TASK DESCRIPTION:
Note every line in the entries that contains the string "this", and copy it.
START DATA FOR THE TASK
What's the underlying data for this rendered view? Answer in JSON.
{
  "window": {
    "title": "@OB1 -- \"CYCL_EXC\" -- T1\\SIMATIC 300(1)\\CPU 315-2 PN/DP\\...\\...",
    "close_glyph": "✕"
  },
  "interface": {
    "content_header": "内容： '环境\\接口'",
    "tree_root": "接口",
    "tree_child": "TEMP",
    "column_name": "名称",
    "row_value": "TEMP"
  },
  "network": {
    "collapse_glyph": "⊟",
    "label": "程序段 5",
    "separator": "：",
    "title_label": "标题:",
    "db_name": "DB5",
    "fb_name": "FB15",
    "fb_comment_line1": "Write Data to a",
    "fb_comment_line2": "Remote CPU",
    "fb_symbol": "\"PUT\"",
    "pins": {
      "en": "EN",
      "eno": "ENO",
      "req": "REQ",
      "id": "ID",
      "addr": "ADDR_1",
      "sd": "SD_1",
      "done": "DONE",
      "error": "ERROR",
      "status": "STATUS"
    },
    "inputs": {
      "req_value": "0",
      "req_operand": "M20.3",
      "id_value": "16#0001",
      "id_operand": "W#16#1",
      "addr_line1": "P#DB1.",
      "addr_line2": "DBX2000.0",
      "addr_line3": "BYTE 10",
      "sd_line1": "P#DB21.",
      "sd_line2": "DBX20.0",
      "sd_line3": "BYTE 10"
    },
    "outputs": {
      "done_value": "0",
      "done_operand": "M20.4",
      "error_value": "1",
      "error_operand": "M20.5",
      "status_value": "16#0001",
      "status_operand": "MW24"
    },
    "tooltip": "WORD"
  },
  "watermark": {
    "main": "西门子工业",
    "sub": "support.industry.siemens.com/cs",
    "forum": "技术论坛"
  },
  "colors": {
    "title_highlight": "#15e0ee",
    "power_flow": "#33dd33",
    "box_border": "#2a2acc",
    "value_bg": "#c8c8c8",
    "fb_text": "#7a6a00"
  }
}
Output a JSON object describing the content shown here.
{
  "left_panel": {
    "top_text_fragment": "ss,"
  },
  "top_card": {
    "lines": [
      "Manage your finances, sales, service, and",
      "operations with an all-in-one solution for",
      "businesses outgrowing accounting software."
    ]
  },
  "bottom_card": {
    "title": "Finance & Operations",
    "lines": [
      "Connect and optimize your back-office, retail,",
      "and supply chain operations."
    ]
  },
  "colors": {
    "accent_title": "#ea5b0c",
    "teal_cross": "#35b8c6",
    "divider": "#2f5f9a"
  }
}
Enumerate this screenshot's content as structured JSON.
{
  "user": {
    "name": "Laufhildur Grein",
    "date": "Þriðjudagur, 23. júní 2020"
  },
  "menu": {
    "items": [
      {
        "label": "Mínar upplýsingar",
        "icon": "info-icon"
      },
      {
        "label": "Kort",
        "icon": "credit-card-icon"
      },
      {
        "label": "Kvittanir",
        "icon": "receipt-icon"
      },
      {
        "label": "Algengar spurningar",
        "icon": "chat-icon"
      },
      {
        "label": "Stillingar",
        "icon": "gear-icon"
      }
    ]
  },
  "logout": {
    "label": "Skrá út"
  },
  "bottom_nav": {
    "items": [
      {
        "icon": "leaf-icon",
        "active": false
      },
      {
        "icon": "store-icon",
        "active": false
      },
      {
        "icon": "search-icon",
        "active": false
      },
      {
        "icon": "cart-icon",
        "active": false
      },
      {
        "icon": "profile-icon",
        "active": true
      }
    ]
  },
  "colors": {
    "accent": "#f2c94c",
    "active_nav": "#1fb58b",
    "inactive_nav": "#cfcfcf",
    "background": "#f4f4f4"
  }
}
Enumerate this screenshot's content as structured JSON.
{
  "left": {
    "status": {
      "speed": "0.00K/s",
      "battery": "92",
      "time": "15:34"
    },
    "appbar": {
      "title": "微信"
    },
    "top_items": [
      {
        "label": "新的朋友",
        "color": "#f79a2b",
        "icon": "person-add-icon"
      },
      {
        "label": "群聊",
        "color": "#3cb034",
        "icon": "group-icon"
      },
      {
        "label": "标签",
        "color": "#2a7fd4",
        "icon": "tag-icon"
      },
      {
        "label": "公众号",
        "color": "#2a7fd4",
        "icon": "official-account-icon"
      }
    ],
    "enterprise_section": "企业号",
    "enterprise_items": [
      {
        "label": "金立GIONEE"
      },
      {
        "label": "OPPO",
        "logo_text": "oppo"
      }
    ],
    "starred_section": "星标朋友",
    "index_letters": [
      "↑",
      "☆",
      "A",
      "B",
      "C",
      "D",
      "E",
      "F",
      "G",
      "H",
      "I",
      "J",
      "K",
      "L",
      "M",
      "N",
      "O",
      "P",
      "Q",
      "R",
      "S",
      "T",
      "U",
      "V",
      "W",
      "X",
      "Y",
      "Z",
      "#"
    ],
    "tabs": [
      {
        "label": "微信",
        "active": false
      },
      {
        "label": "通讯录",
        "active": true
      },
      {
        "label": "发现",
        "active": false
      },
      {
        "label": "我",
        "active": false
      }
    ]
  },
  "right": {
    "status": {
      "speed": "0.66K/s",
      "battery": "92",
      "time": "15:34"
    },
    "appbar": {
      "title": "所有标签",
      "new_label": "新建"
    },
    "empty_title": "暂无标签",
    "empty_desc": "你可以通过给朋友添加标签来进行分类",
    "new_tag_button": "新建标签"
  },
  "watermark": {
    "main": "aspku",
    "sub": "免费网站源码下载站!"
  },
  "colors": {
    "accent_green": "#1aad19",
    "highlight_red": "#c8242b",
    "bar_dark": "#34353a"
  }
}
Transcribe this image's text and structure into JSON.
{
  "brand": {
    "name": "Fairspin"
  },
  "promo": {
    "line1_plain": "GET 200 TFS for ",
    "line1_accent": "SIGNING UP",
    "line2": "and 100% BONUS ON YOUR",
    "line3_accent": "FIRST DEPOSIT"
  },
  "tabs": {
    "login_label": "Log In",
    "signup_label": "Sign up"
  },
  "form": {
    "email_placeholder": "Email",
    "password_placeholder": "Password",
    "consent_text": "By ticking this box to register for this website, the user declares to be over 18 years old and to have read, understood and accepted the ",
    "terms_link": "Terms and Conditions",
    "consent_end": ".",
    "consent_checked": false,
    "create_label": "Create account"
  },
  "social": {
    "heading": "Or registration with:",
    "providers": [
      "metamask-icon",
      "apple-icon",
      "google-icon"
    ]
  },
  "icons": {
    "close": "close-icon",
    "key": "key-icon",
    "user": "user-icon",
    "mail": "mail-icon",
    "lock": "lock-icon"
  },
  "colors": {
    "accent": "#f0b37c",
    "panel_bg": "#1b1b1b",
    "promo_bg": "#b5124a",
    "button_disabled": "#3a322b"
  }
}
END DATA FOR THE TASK
WRITTEN ANSWER:
What's the underlying data for this rendered view? Answer in JSON.
Enumerate this screenshot's content as structured JSON.
Enumerate this screenshot's content as structured JSON.
Transcribe this image's text and structure into JSON.
    "consent_text": "By ticking this box to register for this website, the user declares to be over 18 years old and to have read, understood and accepted the ",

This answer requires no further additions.